'''

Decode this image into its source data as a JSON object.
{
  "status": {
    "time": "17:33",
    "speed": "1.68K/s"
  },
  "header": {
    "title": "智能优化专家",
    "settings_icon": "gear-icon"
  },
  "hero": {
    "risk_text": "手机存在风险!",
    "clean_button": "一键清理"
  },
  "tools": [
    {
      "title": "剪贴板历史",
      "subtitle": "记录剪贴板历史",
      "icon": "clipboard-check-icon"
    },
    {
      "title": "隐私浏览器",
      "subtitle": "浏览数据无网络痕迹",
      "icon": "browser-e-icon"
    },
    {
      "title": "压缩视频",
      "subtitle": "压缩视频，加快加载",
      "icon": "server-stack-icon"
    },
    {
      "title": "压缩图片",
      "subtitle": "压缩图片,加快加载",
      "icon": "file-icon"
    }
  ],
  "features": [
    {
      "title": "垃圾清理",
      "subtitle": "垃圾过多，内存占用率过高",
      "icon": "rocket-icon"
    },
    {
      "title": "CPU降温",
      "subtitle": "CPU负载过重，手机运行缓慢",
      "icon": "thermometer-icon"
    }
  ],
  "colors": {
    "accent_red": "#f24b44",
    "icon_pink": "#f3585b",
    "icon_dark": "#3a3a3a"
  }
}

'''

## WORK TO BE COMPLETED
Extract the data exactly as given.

## SOLUTION TO THIS PROBLEM
Decode this image into its source data as a JSON object.
{
  "status": {
    "time": "17:33",
    "speed": "1.68K/s"
  },
  "header": {
    "title": "智能优化专家",
    "settings_icon": "gear-icon"
  },
  "hero": {
    "risk_text": "手机存在风险!",
    "clean_button": "一键清理"
  },
  "tools": [
    {
      "title": "剪贴板历史",
      "subtitle": "记录剪贴板历史",
      "icon": "clipboard-check-icon"
    },
    {
      "title": "隐私浏览器",
      "subtitle": "浏览数据无网络痕迹",
      "icon": "browser-e-icon"
    },
    {
      "title": "压缩视频",
      "subtitle": "压缩视频，加快加载",
      "icon": "server-stack-icon"
    },
    {
      "title": "压缩图片",
      "subtitle": "压缩图片,加快加载",
      "icon": "file-icon"
    }
  ],
  "features": [
    {
      "title": "垃圾清理",
      "subtitle": "垃圾过多，内存占用率过高",
      "icon": "rocket-icon"
    },
    {
      "title": "CPU降温",
      "subtitle": "CPU负载过重，手机运行缓慢",
      "icon": "thermometer-icon"
    }
  ],
  "colors": {
    "accent_red": "#f24b44",
    "icon_pink": "#f3585b",
    "icon_dark": "#3a3a3a"
  }
}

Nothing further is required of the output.